  5. i am obsessed with every single one of those quotes/images you posted! thanks! great motivation!! i have been fortunate never to have suffered a major injury- however, i had horrible shin splints before! they are the worst! some time off, heat, and ice took care of the problem after a few months. since eating more veggies, i haven’t struggle with shin splints anymore! yay!

  6. i did my first and only 5k race at the end of may of this year, and was starting to train to run farther so maybe i could sign up for a 10k. last week me and running broke up… it just always hurts, i don’t think i’m meant to be a distance runner. my right hip acts up, along with my right knee sometimes, and most of the time my left ankle. i must have very bad form, but i can’t afford to go get my gait analyzed and special shoes made. the high temps haven’t helped, i’m thinking i’ll give it another go in the fall when it cools down a bit… very slowly of course.

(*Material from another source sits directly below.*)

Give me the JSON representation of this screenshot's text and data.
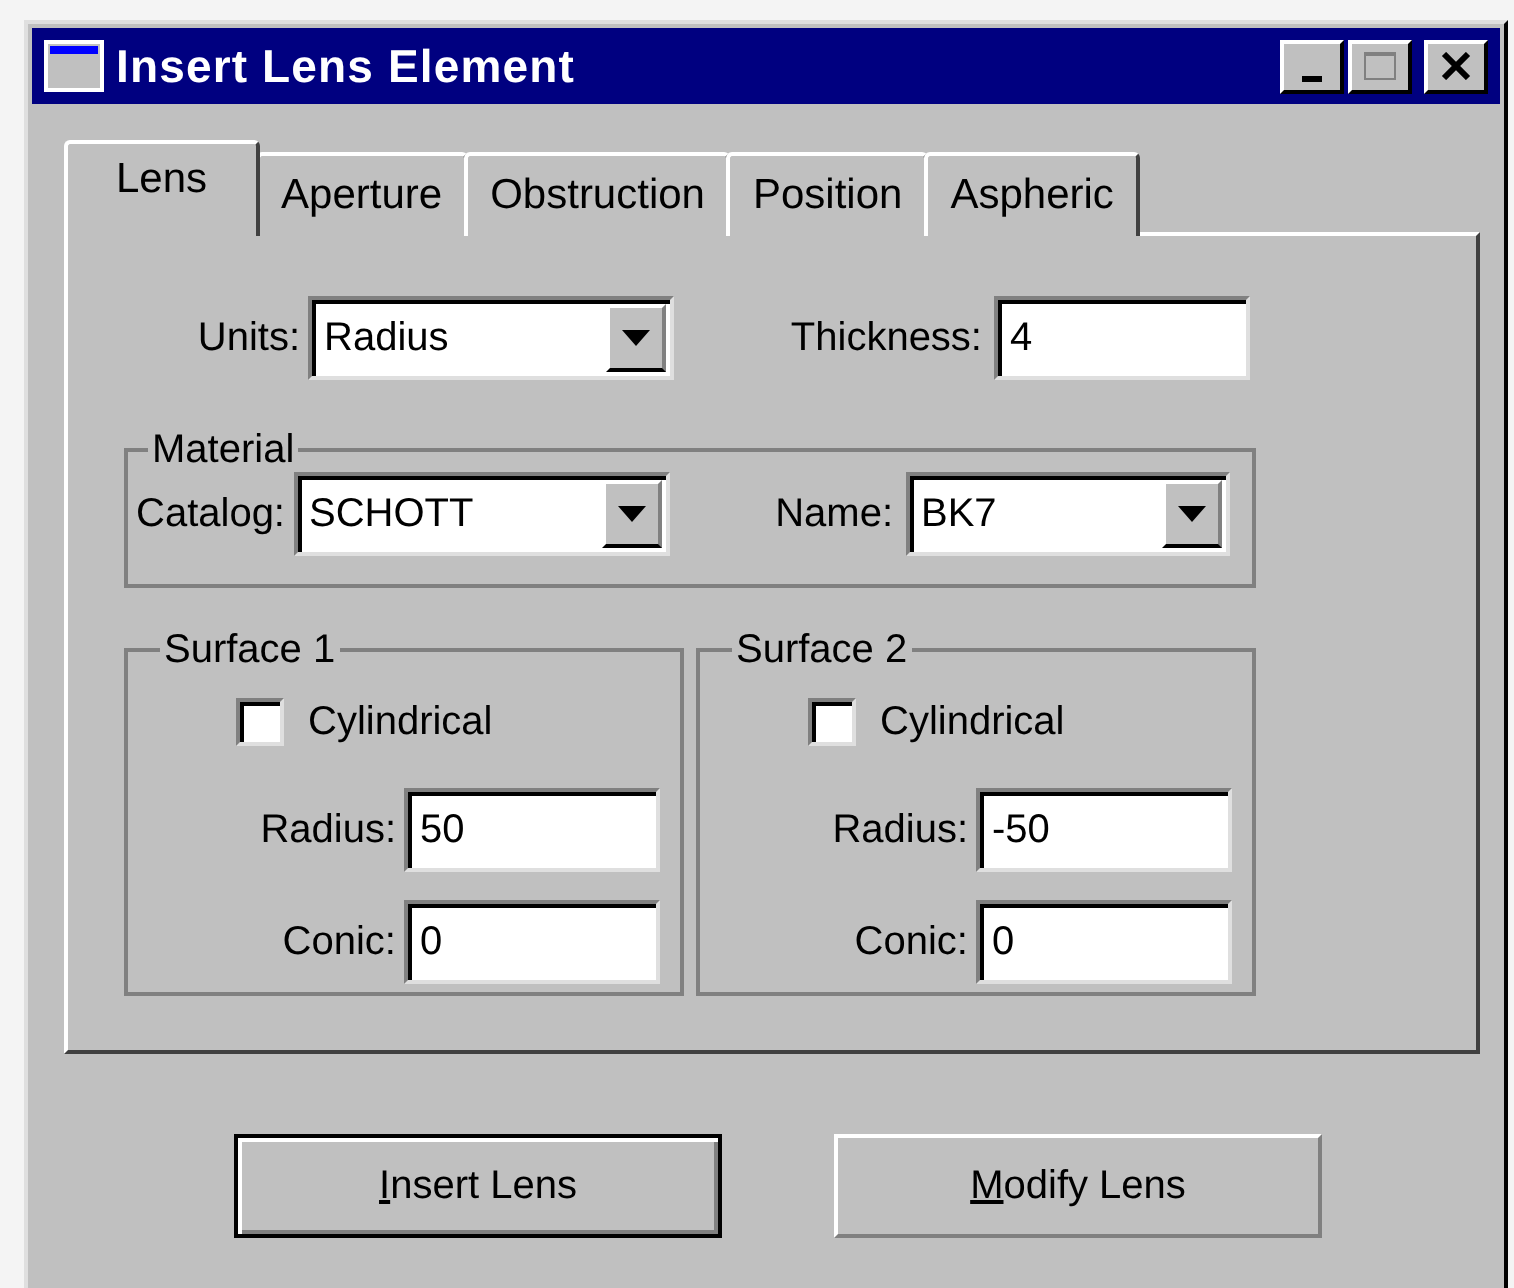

    1. Some physio might help and perhaps some advice from a trainer in the gym? With my hip/lower back it was actually my pelvis that was causing the problem; which extended down in to my leg along the sciatic nerve. It was too far tilted forward… Working on my core strength- stomach and lower back, learning to stand and sit properly and taking rest all seem to have really helped.

  7. I like running because it is good for the whole body. To get prepared for running on a long distances I usually take Navy Seal formula, which quickly brings me up. It is manufactured by MGNutritionals and was developed specially for the Army, but it is good for everyone who needs more energy for active lifestyle.